Roth, Robert E., Cartography and Geographic Information Science
"We actually made a map of the country on the scale of a mile to a mile!" said Mein Herr.
"Have you used it much ?" I enquired.
"It has never been spread out, yet," said Mein Herr.
"The farmers objected: they said it would cover the whole country and shut out the sunlight/So we now use the country itself as its own map, and I assure you it does nearly as well." (Carroll 1893, 1982, p. 726.)
The passage from Lewis Carroll, well known among cartographers and GIScientists, illustrates a central concern with the representation of geographic information. In order to be understandable and usable, a map must abstract reality, removing unnecessary or less important details while maintaining, and therefore accentuating, features of interest. As noted in the Carroll passage, a map that does not abstract carries little semiotic advantage and is no more useful than interacting with the world itself. By abstracting reality, however, information is removed that may be requisite for a clear and comprehensive understanding of geographic phenomena or processes. Tasks employing the representation or decisions informed by the representation can no longer be accomplished with complete certainty. This is the cartographic problematic: in order to create an abstraction of reality that makes complex geographic information understandable and usable, uncertainty is introduced into the representation (and into the knowledge constructed from the representation) as a necessary compromise.

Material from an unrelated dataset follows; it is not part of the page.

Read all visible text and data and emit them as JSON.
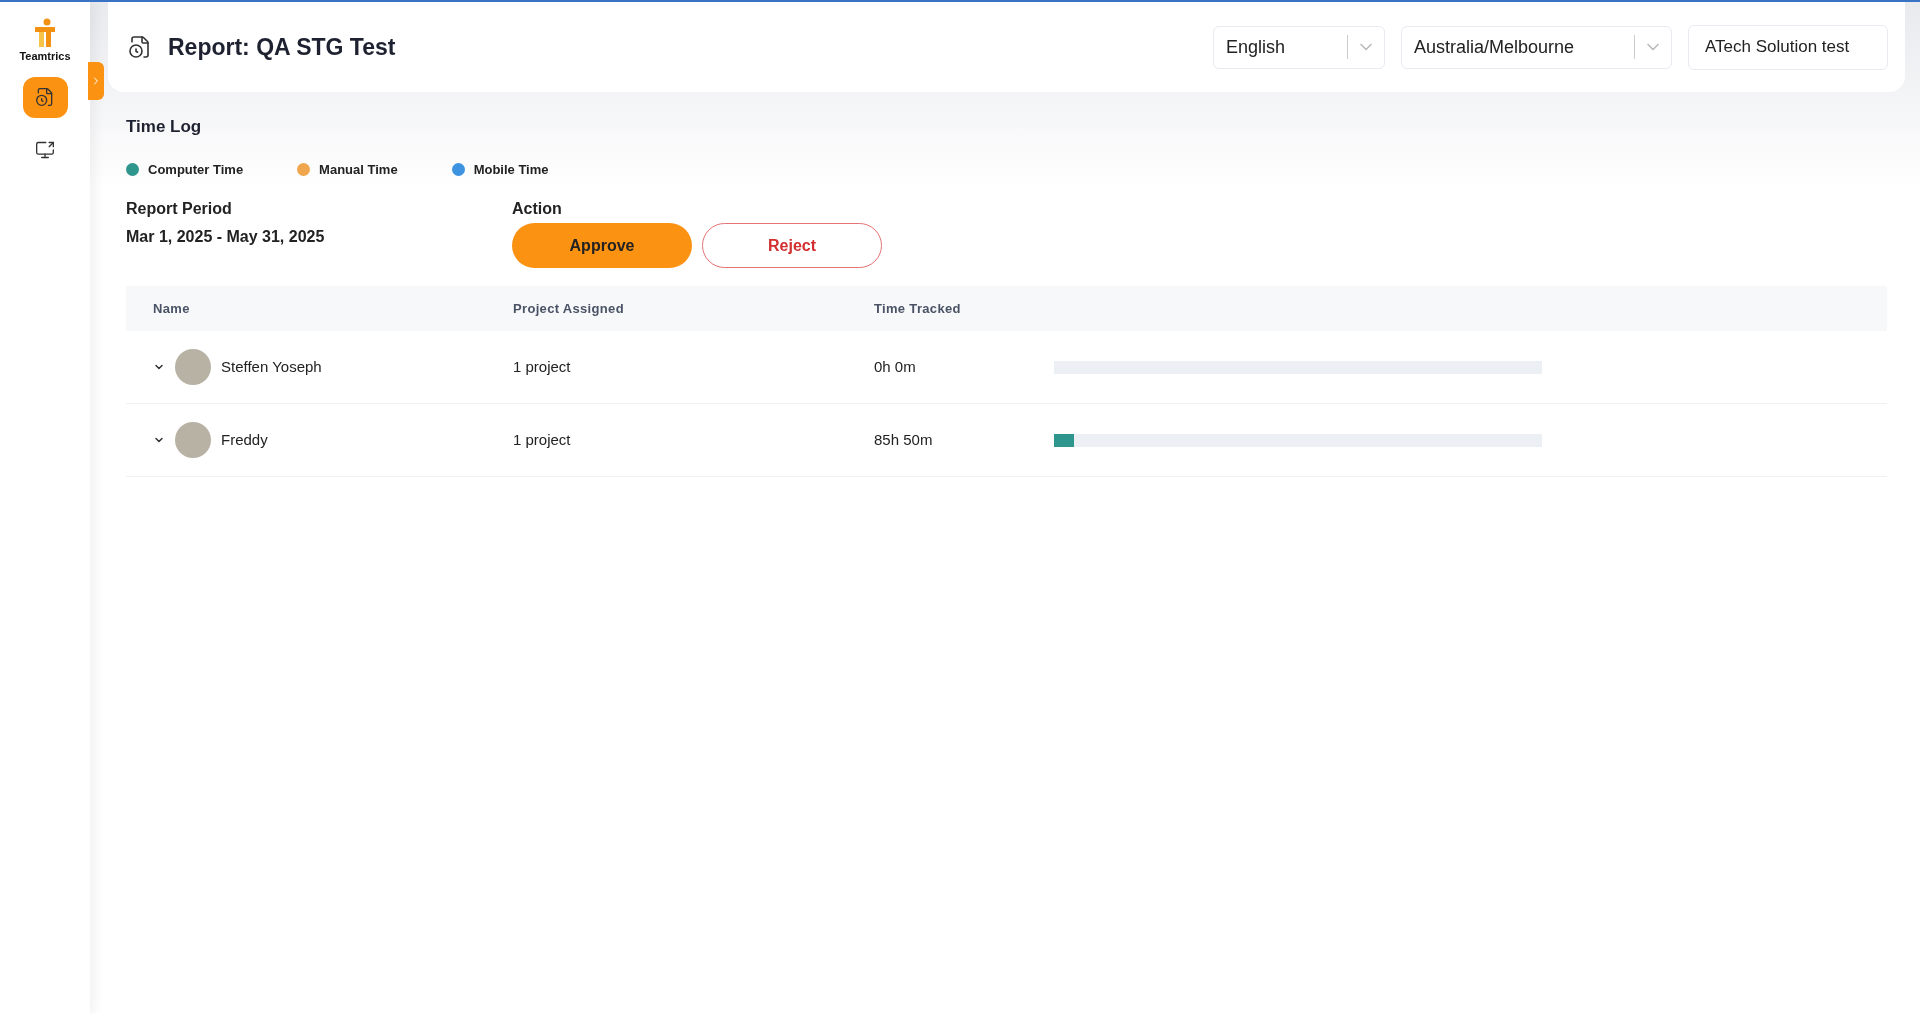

Because uncertainty is inherent to all geographic information, and therefore decisions based on this information, research in GIScience should focus on better ways to manage and use uncertainty during decision-making rather than attempting to purge it from all geographic information (Couclelis 2003; Deitrick and Edsall 2008). There are at least three challenges to coping with geographic information uncertainty: (1) determining the current involvement of uncertainty at different stages in the geographic information life cycle (i.e., is it collected and represented for use in a decision?); (2) identifying the many forms that uncertainty can take in this process (i.e., do decision-makers need to consider multiple categories of uncertainty and, if so, what are they?); and (3) understanding the influence these forms have on the use of geographic information (i.e., are all uncertainties considered as equal when making a decision?).
Unfortunately there are currently few empirically based solutions for these three challenges. Although there is a strong emphasis in the GIScience literature on developing new methods for collecting and representing uncertainty, information there is rarely a follow-up component to these studies investigating if and how the suggested techniques are applied in practice (challenge #1). However, many scholars have attempted to partition the broad concept of uncertainty and define its components (challenge #2), but with little agreement. A nine-category typology of uncertainty first offered by Thomson et al. (2005) then restated and elaborated upon by MacEachren et al. (2005) is examined in this research because it is specific to uncertainties that influence information analysts. Finally, despite the large amount of writing on GIScience uncertainty typologies, authors have only speculated on the relative influence of these categories on the decision-making process (challenge #3), instead examining decision-making influence with a broad definition of uncertainty.
This research addresses the aforementioned three challenges using the case study domain of floodplain mapping. Floodplain maps are a formalized cartographic tool used for the evaluation of flood liabilities. Urban planners use these maps to assess flood hazards before developing an area. Similarly, emergency agencies and private insurance firms use floodplain maps to evaluate the vulnerability of features that are already in the built landscape, whose construction cannot now be avoided. …